TASK REQUIREMENTS: If a line in the following entries contains the string "History", it counts toward the total; report only that total.

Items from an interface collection

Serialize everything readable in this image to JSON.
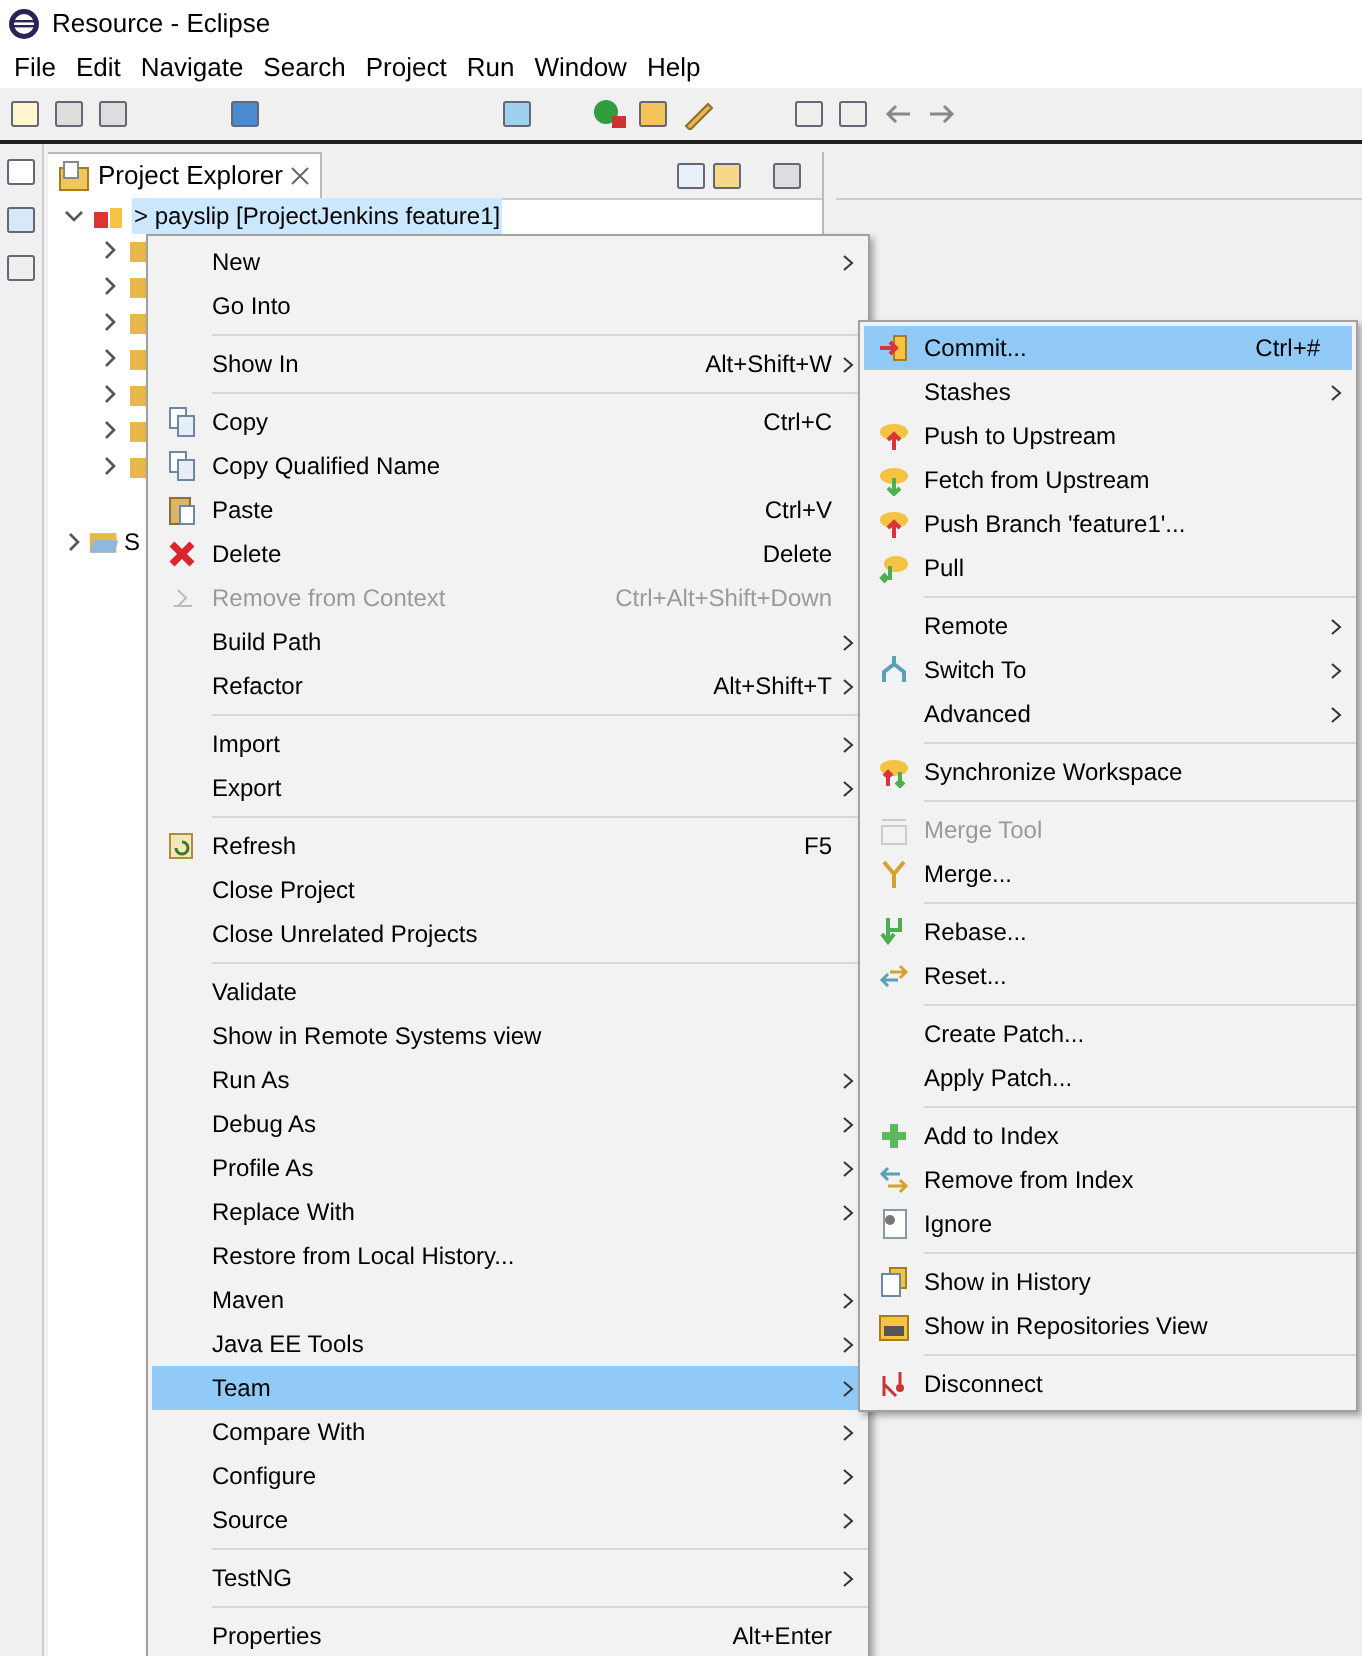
{
  "window": {
    "title": "Resource - Eclipse"
  },
  "menu_bar": [
    "File",
    "Edit",
    "Navigate",
    "Search",
    "Project",
    "Run",
    "Window",
    "Help"
  ],
  "view": {
    "tab": "Project Explorer",
    "selected": true
  },
  "tree": {
    "root": {
      "label": "> payslip  [ProjectJenkins feature1]",
      "expanded": true,
      "selected": true
    },
    "children": [
      {
        "expanded": false
      },
      {
        "expanded": false
      },
      {
        "expanded": false
      },
      {
        "expanded": false
      },
      {
        "expanded": false
      },
      {
        "expanded": false
      },
      {
        "expanded": false
      }
    ],
    "sibling": {
      "label": "S",
      "expanded": false
    }
  },
  "context_menu": [
    {
      "kind": "item",
      "label": "New",
      "submenu": true
    },
    {
      "kind": "item",
      "label": "Go Into"
    },
    {
      "kind": "separator"
    },
    {
      "kind": "item",
      "label": "Show In",
      "shortcut": "Alt+Shift+W",
      "submenu": true
    },
    {
      "kind": "separator"
    },
    {
      "kind": "item",
      "label": "Copy",
      "shortcut": "Ctrl+C"
    },
    {
      "kind": "item",
      "label": "Copy Qualified Name"
    },
    {
      "kind": "item",
      "label": "Paste",
      "shortcut": "Ctrl+V"
    },
    {
      "kind": "item",
      "label": "Delete",
      "shortcut": "Delete"
    },
    {
      "kind": "item",
      "label": "Remove from Context",
      "shortcut": "Ctrl+Alt+Shift+Down",
      "disabled": true
    },
    {
      "kind": "item",
      "label": "Build Path",
      "submenu": true
    },
    {
      "kind": "item",
      "label": "Refactor",
      "shortcut": "Alt+Shift+T",
      "submenu": true
    },
    {
      "kind": "separator"
    },
    {
      "kind": "item",
      "label": "Import",
      "submenu": true
    },
    {
      "kind": "item",
      "label": "Export",
      "submenu": true
    },
    {
      "kind": "separator"
    },
    {
      "kind": "item",
      "label": "Refresh",
      "shortcut": "F5"
    },
    {
      "kind": "item",
      "label": "Close Project"
    },
    {
      "kind": "item",
      "label": "Close Unrelated Projects"
    },
    {
      "kind": "separator"
    },
    {
      "kind": "item",
      "label": "Validate"
    },
    {
      "kind": "item",
      "label": "Show in Remote Systems view"
    },
    {
      "kind": "item",
      "label": "Run As",
      "submenu": true
    },
    {
      "kind": "item",
      "label": "Debug As",
      "submenu": true
    },
    {
      "kind": "item",
      "label": "Profile As",
      "submenu": true
    },
    {
      "kind": "item",
      "label": "Replace With",
      "submenu": true
    },
    {
      "kind": "item",
      "label": "Restore from Local History..."
    },
    {
      "kind": "item",
      "label": "Maven",
      "submenu": true
    },
    {
      "kind": "item",
      "label": "Java EE Tools",
      "submenu": true
    },
    {
      "kind": "item",
      "label": "Team",
      "submenu": true,
      "selected": true
    },
    {
      "kind": "item",
      "label": "Compare With",
      "submenu": true
    },
    {
      "kind": "item",
      "label": "Configure",
      "submenu": true
    },
    {
      "kind": "item",
      "label": "Source",
      "submenu": true
    },
    {
      "kind": "separator"
    },
    {
      "kind": "item",
      "label": "TestNG",
      "submenu": true
    },
    {
      "kind": "separator"
    },
    {
      "kind": "item",
      "label": "Properties",
      "shortcut": "Alt+Enter"
    }
  ],
  "team_submenu": [
    {
      "kind": "item",
      "label": "Commit...",
      "shortcut": "Ctrl+#",
      "selected": true
    },
    {
      "kind": "item",
      "label": "Stashes",
      "submenu": true
    },
    {
      "kind": "item",
      "label": "Push to Upstream"
    },
    {
      "kind": "item",
      "label": "Fetch from Upstream"
    },
    {
      "kind": "item",
      "label": "Push Branch 'feature1'..."
    },
    {
      "kind": "item",
      "label": "Pull"
    },
    {
      "kind": "separator"
    },
    {
      "kind": "item",
      "label": "Remote",
      "submenu": true
    },
    {
      "kind": "item",
      "label": "Switch To",
      "submenu": true
    },
    {
      "kind": "item",
      "label": "Advanced",
      "submenu": true
    },
    {
      "kind": "separator"
    },
    {
      "kind": "item",
      "label": "Synchronize Workspace"
    },
    {
      "kind": "separator"
    },
    {
      "kind": "item",
      "label": "Merge Tool",
      "disabled": true
    },
    {
      "kind": "item",
      "label": "Merge..."
    },
    {
      "kind": "separator"
    },
    {
      "kind": "item",
      "label": "Rebase..."
    },
    {
      "kind": "item",
      "label": "Reset..."
    },
    {
      "kind": "separator"
    },
    {
      "kind": "item",
      "label": "Create Patch..."
    },
    {
      "kind": "item",
      "label": "Apply Patch..."
    },
    {
      "kind": "separator"
    },
    {
      "kind": "item",
      "label": "Add to Index"
    },
    {
      "kind": "item",
      "label": "Remove from Index"
    },
    {
      "kind": "item",
      "label": "Ignore"
    },
    {
      "kind": "separator"
    },
    {
      "kind": "item",
      "label": "Show in History"
    },
    {
      "kind": "item",
      "label": "Show in Repositories View"
    },
    {
      "kind": "separator"
    },
    {
      "kind": "item",
      "label": "Disconnect"
    }
  ]
}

RESULT: 2